    The site's past and present is used as a symbolic lens through which to learn about and understand experiences of so many other communities in South Africa: South End, Sophiatown, Marabastad, Cato Manor, Fietas, Malay Camp, Protea Village – a longer list of communities disrupted by forced legal displacement can be added to this. District Six has also been celebrated in literature by writers such as Richard Rive, Alex la Guma and Bessie Head; in the paintings of Gerard Sekoto, Tyrone Appollis, Kenny Baker and Sandra McGregor; in the photography of Jackie Heyns, Wilfred Paulse and George Hallett. It is known for having provided a creative home for musicians such as Abdullah Ibrahim, Mervyn Africa, Trevor Jones and Robert Sithole.

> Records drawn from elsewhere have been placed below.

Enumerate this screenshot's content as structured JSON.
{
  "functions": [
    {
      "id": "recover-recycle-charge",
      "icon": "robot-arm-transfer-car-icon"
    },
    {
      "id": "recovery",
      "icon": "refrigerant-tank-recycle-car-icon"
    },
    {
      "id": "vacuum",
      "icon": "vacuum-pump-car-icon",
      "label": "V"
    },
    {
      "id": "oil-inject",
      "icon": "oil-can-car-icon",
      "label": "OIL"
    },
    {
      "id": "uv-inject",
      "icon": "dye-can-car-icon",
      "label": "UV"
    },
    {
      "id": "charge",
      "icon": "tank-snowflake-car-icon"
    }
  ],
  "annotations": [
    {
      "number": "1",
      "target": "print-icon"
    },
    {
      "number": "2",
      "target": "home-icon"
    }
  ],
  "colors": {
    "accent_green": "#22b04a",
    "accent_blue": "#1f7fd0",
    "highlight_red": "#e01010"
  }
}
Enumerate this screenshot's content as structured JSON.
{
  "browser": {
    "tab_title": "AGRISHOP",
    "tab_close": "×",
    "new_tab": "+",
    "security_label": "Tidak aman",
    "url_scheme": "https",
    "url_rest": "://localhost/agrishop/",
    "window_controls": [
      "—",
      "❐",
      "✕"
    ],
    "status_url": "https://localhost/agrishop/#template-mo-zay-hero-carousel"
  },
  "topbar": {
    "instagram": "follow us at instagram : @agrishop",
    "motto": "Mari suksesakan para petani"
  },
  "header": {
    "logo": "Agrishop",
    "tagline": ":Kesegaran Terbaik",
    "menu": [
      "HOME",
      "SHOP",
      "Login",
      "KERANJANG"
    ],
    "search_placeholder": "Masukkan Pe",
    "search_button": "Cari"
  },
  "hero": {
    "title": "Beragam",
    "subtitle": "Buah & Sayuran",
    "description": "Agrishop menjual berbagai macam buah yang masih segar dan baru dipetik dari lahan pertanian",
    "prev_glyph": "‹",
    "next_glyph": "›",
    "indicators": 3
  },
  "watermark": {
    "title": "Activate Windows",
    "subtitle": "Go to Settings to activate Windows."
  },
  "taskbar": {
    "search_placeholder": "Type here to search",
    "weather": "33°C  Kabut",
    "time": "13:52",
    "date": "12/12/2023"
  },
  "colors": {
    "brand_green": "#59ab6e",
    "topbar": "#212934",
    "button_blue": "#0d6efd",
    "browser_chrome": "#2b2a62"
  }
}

    It is both the real and symbolic value that continues to feed the dynamic significance of District Six. The current emphasis on the land and sites is not new. In 1993 the Museum hosted a public meeting at which two key projects were discussed. The one was to create a Memorial Park at the site of Horstley Street, and the second project was to establish the District Six Museum. In this sense, the intention to memorialise the site has been in the making since its formative years.

    In August 2003 the Museum's long-term strategic plan was launched to signal the shift from a memorial project of land and cultural restitution, to an emerging site museum. This 'Hands on District Six' event introduced plans for the establishment of the Sacks Futeran Complex as a cultural, homecoming centre for the new District Six, the intention to develop a Memorial Park, and plans to work towards the development of a Cultural Heritage Precinct on the broader District Six site.

    Provision is made in the National Heritage Resources Act No. 25 of 1999, for grading and protection of places regarded as being part of the country’s rich heritage resources. In its preamble, the Act declares that: 'This legislation aims to promote good management of the national estate, and to enable and encourage communities to nurture and conserve their legacy so that it may be bequeathed to future generations…. Our heritage celebrates our achievements and contributes to redressing past inequities. It educates, it deepens our understanding of society and encourages us to empathise with the experience of others. It facilitates healing and material and symbolic restitution and it promotes new and previously neglected research into our rich oral traditions and customs'. (NHRA No. 25, 1999: Preamble)

    The process of land restitution provides several opportunities for developing the area as an ongoing cultural heritage site integrated with the process of urban regeneration in the city. One of the major challenges lies in the need to ensure that the process of restitution serves as a place for ongoing reflection on transformation, and on citizenship